Website and app data records
◇ ◇ ◇
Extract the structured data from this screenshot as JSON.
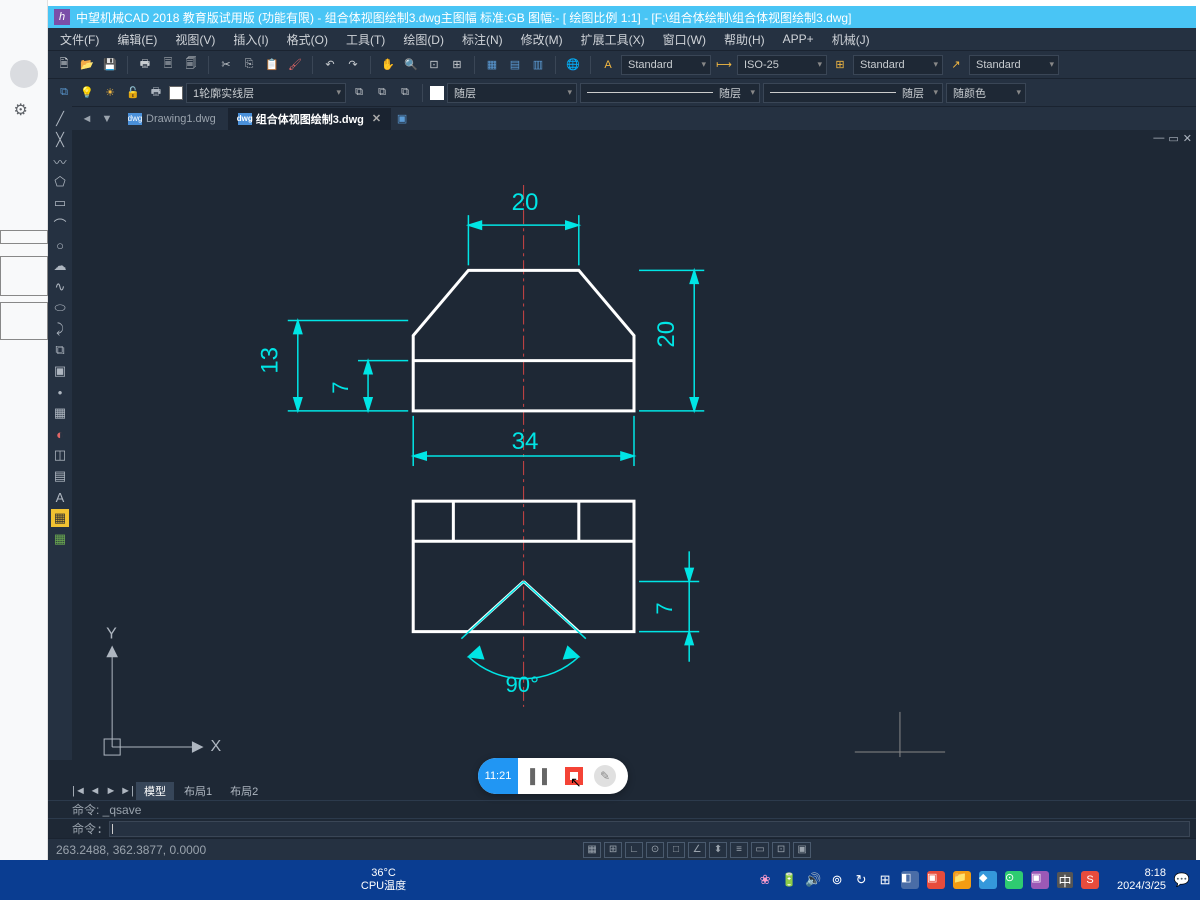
{
  "title": "中望机械CAD 2018 教育版试用版   (功能有限)   - 组合体视图绘制3.dwg主图幅   标准:GB 图幅:- [ 绘图比例 1:1] - [F:\\组合体绘制\\组合体视图绘制3.dwg]",
  "menu": [
    "文件(F)",
    "编辑(E)",
    "视图(V)",
    "插入(I)",
    "格式(O)",
    "工具(T)",
    "绘图(D)",
    "标注(N)",
    "修改(M)",
    "扩展工具(X)",
    "窗口(W)",
    "帮助(H)",
    "APP+",
    "机械(J)"
  ],
  "toolbar1": {
    "style1": "Standard",
    "style2": "ISO-25",
    "style3": "Standard",
    "style4": "Standard"
  },
  "toolbar2": {
    "layer": "1轮廓实线层",
    "ddl1": "随层",
    "ddl2": "随层",
    "ddl3": "随层",
    "ddl4": "随颜色"
  },
  "tabs": {
    "t1": "Drawing1.dwg",
    "t2": "组合体视图绘制3.dwg"
  },
  "layout": {
    "model": "模型",
    "l1": "布局1",
    "l2": "布局2"
  },
  "cmd": {
    "prev": "命令:  _qsave",
    "prompt": "命令:"
  },
  "status": {
    "coords": "263.2488, 362.3877, 0.0000"
  },
  "dims": {
    "d20a": "20",
    "d20b": "20",
    "d13": "13",
    "d7a": "7",
    "d34": "34",
    "d7b": "7",
    "ang": "90°"
  },
  "axes": {
    "x": "X",
    "y": "Y"
  },
  "recorder": {
    "time": "11:21"
  },
  "taskbar": {
    "temp": "36°C",
    "temp2": "CPU温度",
    "lang": "中",
    "time": "8:18",
    "date": "2024/3/25"
  }
}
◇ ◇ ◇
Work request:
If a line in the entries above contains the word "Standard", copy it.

Response box:
    "style1": "Standard",
    "style3": "Standard",
    "style4": "Standard"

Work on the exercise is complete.